Dyna Boen: There's going to be a lot of demand for data because companies are going to want to inform the evolution of how consumers were behaving in 2020 and how they're going to be changing their behaviors as we come out of this. It's constantly evolving. The role of the insights leader and the brands is changing. At one time, it's very much, you're an insights leader, you're an influencer. You use the data to influence marketing decision making. But today, it's much more about being a driver of marketing decision making. Digital advertising is taking off, for example. So we need to bring that in. Understand beyond consumer insights. How are you making that PowerPoint come to life and activating it in your digital insights? People on the brand side are telling me that they need to be bilingual now. They're making that transition from just consumer insights specialists to having their marketing counterparts depend on them to give them the insights to help them with the digital piece... Innovation comes out of times like this, new thoughts, because we're solving new problems. And so you see new companies emerge...What I think has been really cool is the retooling of people. We've seen so much movement in our industry this year. Some of it was forced movement because a bunch of companies did layoffs. They did budget cuts. And so people were forced to change and retool themselves. And we also see people that chose to change.

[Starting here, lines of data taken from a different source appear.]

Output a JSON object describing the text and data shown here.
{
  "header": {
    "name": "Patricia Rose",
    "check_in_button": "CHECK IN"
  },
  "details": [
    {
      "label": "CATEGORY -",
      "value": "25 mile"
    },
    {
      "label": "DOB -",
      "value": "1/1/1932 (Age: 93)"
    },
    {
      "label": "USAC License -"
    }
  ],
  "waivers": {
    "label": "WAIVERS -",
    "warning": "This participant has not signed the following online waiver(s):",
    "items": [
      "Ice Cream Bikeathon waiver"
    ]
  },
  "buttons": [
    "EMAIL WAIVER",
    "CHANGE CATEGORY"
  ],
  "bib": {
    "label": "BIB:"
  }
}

Simon Chadwick: We are becoming drivers of business decisions. And hopefully better business decisions and better decisions for society as well. And what I would like to see – and I'm very hopeful because I'm seeing a lot of it right now, is that we do indeed measure that impact. I'm seeing a lot of major companies now committing to impact measurement. And, not only to impact measurement, but to communicating effectively that impact throughout their organizations and throughout their businesses, because it's only then that the CFO of a company will realize that this is one of the greatest investments that they could possibly make. The return on the research investment is phenomenal. And so we've got to really shout that from the roof tops and become less shy about doing so....We have done a huge disservice to marginalized populations, in this country and elsewhere, by not including them in research because we're too lazy or it costs too much. Now is the time to include them in the sample and include them very much in the talent that we hire....The amount of new money coming into the industry has been remarkable. Since 2011, there's been about $25 billion that's come into this industry, which was unprecedented. I went into the analysis of 2020 data on this expecting to see a slow down. What I saw instead was a doubling, not only of the amount of money, but also of the number of deals that were done. So, we are seeing those people from outside the industry coming in. There's a huge new crop of companies that are being founded, out of them, one in ten will become viable competitors, viable providers, and they'll be bringing yet new technologies into the industry. So, if that's one indicator, it shows that we're very, very much alive and we're still very sexy.

Lynnette Cooke: We do have the opportunity to change the world and make it better. I'm particularly proud of what we're doing at Kantar Health when we use our data to inform programs aimed at social determinants of health. And that's where we're trying to reduce that gap in affordability and access to healthcare. Maybe it's not directly the studies that we're doing, there is a long journey, as we know as researchers, between the data we collect and whether it becomes an insight, in my world, whether it actually ever influences the development of a product or something with public policy. But knowing that we're providing insights somewhere in the complicated healthcare ecosystem where we live in our business, is still incredibly gratifying. And what I would want for everybody on this call to hear is a reminder that we are not influencers. We are drivers. So figure out what is the thing that you're most passionate about, and find a way to position the work that you do, either overtly or somehow re-purposing it to continue to figure out, what can we do to change, drive that change?